Extracted data -

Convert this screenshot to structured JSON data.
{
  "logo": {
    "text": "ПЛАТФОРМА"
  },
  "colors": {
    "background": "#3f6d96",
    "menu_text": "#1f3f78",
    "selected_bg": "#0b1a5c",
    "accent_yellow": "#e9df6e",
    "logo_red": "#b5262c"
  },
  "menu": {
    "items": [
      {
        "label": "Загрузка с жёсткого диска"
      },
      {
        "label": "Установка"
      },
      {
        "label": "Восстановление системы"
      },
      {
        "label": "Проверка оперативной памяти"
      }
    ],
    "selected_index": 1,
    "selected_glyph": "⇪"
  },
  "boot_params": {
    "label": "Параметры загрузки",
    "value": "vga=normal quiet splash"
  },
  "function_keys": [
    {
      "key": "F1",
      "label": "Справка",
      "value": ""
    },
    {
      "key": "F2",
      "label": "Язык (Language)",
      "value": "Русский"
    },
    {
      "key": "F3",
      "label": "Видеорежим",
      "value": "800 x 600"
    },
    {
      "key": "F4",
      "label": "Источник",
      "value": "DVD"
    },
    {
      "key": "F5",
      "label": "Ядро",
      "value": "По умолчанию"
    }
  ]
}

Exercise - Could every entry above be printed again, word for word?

Task response -
Convert this screenshot to structured JSON data.
{
  "logo": {
    "text": "ПЛАТФОРМА"
  },
  "colors": {
    "background": "#3f6d96",
    "menu_text": "#1f3f78",
    "selected_bg": "#0b1a5c",
    "accent_yellow": "#e9df6e",
    "logo_red": "#b5262c"
  },
  "menu": {
    "items": [
      {
        "label": "Загрузка с жёсткого диска"
      },
      {
        "label": "Установка"
      },
      {
        "label": "Восстановление системы"
      },
      {
        "label": "Проверка оперативной памяти"
      }
    ],
    "selected_index": 1,
    "selected_glyph": "⇪"
  },
  "boot_params": {
    "label": "Параметры загрузки",
    "value": "vga=normal quiet splash"
  },
  "function_keys": [
    {
      "key": "F1",
      "label": "Справка",
      "value": ""
    },
    {
      "key": "F2",
      "label": "Язык (Language)",
      "value": "Русский"
    },
    {
      "key": "F3",
      "label": "Видеорежим",
      "value": "800 x 600"
    },
    {
      "key": "F4",
      "label": "Источник",
      "value": "DVD"
    },
    {
      "key": "F5",
      "label": "Ядро",
      "value": "По умолчанию"
    }
  ]
}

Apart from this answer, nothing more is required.